Then there’s the cost of continuously upgrading those systems. I purchased my system with a 1.2GB hard drive thinking it would be THE maximum I would need. I was wrong. I ended up buying an additional 2.1 GB hard drive six months later to help contain all the new programs I wanted to put in there. My computer came equipped with 1MB of Video RAM, but even now that isn’t enough. Certain multimedia programs require even MORE than 1MB of video memory. So now I’m looking at video accelerators, which means spending more money.
The latest "rush to upgrade" has involved Microsoft and Netscape and their respective Internet browsers. For a few years now Netscape was considered the "king" of the browsers. Over three-fourths of all web pages on the Internet were designed for the Netscape browser. And for a year Netscape was conducting "alpha" and "beta" tests of it’s new 2.0 browser. Microsoft, the underdog (imagine that!) in Internet browsers, had released it’s version 2.0 not only as part of it’s new Windows 95 system, but also sold it independently- with lackluster results (obviously, since they were already giving it away with Windows 95). Then suddenly, Microsoft releases it’s 3.0 version on the Internet.. not only that but they released it FREE! Netscape, after having only recently releasing it’s 2.0 version, then released it’s own 3.0 version. Now both companies are fighting over which is the better version, as well as who would come out with their NEXT generation of browsers in the fall, while they have barely begun to sell their respective 2.0 versions.

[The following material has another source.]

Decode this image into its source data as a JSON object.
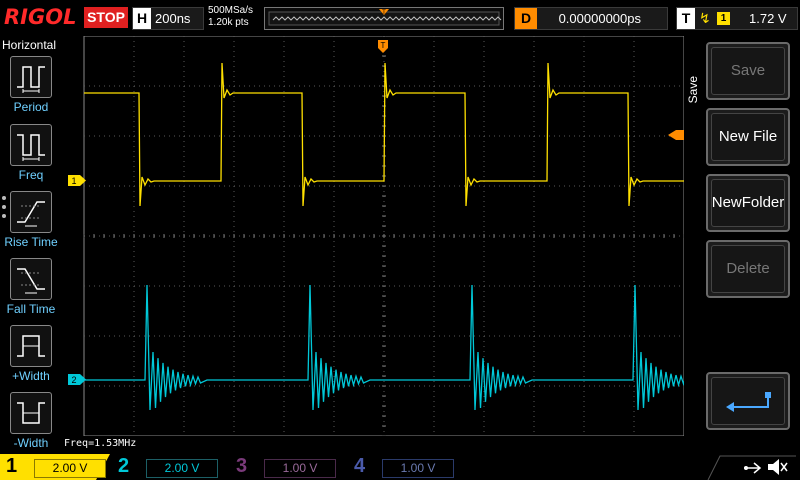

I have never been the one to complain about the drive for excellence in business. However, this "rush" to upgrade has always been one of the key problems with computers and the software industry, partly because the speed of these upgrades are going at a pace faster than retailers can sell the previous models.
If anything, the Internet has aggravated the rush to upgrade. The battle of the browsers between Netscape and Microsoft is only part of the problem. Many web designers have also been creating complex and elaborate sites on the assumption that EVERYONE would be using the fastest modems available and the most advanced browsers available, even if it’s only in it’s "beta-test" version.
But when you’re using a 14.4 modem it takes a long time to get that single page loaded when it’s cluttered with images and Java and plug-ins and frames. So now I’m also looking at faster modems just so I can access those sites.
With all this rush to make the computer world "state of the art," designers and software companies have forgotten one important element in business- the consumer! After all, these are the people who will be buying their products. And when a product, be it hardware or software, costs more than a couple of dollars, it can turn into a serious investment for them. Unlike big corporations, the average consumer cannot afford to buy "the latest" at the drop of a hat.
There used to be a trend called "keeping up with the Jones’," which referred to keeping up with the latest and most up-to-date products available. This applied to cars, houses, television sets, fashion… but obviously it does not continue into the age of the personal computer. In the end, computer companies need to remember that while it is ideal to always be looking for ways to improve a system, they don’t outpace the speed of their consumers.